You will be able to start building your network once you have got your website and your social media accounts up and running. Using these two essential tools you can begin to connect with peers and clients. There are then many organisations out there who offer networking services to mediators, some paid and some free. Examples of such organisations include:
Write your mediation profile/CV
The biggest asset you have in your armoury is your mediator CV or profile. The tools in this guide will help you to ensure that you create an accomplished CV. Get tips on how to include how you have built your reputation and provide examples of where you have gained experience.
Seek opportunities to be a mediation observer or assistant
Whilst you are working hard to build your mediation practice up and secure mediation bookings in your own right, it is always a good idea to observe mediations that other experienced mediators are doing. This is a valuable opportunity to watch a mediation in full and experience first-hand what you were taught on your mediation training course.

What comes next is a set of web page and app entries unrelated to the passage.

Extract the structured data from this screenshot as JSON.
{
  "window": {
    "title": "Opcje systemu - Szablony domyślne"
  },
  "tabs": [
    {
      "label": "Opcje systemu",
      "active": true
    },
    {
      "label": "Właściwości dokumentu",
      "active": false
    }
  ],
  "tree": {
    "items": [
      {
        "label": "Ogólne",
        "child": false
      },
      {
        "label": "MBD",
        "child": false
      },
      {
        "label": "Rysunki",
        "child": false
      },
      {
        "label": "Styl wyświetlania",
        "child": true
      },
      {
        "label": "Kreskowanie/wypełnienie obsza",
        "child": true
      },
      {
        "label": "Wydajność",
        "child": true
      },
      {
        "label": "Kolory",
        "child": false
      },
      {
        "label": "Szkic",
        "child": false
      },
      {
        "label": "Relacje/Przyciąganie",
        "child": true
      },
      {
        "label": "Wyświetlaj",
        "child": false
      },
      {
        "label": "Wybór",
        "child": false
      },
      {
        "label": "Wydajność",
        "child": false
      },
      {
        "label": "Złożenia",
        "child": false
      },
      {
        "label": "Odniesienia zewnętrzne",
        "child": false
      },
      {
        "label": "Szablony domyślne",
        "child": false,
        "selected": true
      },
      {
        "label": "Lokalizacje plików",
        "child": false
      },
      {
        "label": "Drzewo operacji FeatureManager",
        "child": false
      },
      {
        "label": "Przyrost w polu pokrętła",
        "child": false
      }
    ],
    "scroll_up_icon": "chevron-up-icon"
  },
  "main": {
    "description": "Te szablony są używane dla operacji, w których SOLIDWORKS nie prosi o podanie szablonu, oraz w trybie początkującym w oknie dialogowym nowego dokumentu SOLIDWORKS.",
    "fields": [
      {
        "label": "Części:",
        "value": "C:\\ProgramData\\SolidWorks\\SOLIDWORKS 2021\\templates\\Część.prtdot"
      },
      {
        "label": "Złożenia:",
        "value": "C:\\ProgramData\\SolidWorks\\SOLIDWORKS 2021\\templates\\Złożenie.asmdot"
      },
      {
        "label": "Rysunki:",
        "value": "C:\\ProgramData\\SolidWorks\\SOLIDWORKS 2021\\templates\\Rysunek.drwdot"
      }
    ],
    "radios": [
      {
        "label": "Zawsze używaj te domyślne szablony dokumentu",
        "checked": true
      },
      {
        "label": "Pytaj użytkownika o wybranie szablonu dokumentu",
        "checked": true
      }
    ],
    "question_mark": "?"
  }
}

There are many mediation providers who provide such a service and these include:
Organise your mediation practice administration
As part of your mediation business plan you no doubt accounted for your overheads, including administration costs of running your mediation practice. Depending on how you have decided to approach your administration, it is possible to keep the costs of this relatively low. If you decide to do your own administration you will incur barely any costs at all – a small amount of printing maybe and little else. If you decide to outsource your admin or employ someone to support you with the day to day running of your office, your overheads will of course be quite a bit higher. One of your biggest considerations is the documentation that goes along with booking a mediation. There are several practical things you must address such as, a mediation agreement, terms and conditions, fee quotes, correspondence with clients who book a mediation, GDPR i.e privacy policies and data capture, invoicing and accounting.
Sign up to a mediation provider, panel or scheme which offers mediations to start building your experience
Essentially you need to ask yourself do you wish to go it alone, as an independent mediator or do you like the idea of joining an existing panel of mediators who are members of an organisation or scheme? There are of course pros and cons for both approaches. Your decision really comes down to how much support and collegiality you crave. Some mediation panels will also take care of your administration for you as well and if you don’t like the idea of doing your own admin, a mediation panel may be more appealing.
Start actively marketing your mediation practice by approaching clients you have worked with before
No matter what profession you have come from you are always going to have existing contacts and clients that you have worked with before. There are always times of conflict and disputes in all walks of life and so your initial marketing efforts are most likely to be to your current address book. Connect with them on social media and invite them to the launch of your new website. Start building relationships from the outset. It is amazing how doors can be opened with a bit of ingenuity and imagination.
Think about CPD
Currently there is no regulatory body that sets out the legal requirements for a mediator to do CPD. The CMC have guidelines, which they recently updated and these provide useful advice to mediators, but no one is strictly compelled to adhere to them. If you are a member of a mediation panel they may also have their own set of standards they like their mediators to adhere to. Examples of these include:
Find a mediator mentor and explore peer review, reflective practice and supervision
In a similar vain to CPD, no mediator is compelled to take on ongoing review. However being a mediator can be a solitary profession and it is always a valuable exercise to have a peer or a mentor to support you in reviewing your mediation practice from time to time. A mentor can be viewed as an example of excellence. Different mediators approach mediations in different ways and if they observe you as part of a peer review they may help you to reflect on your approach to hone your skills and adopt new best practice.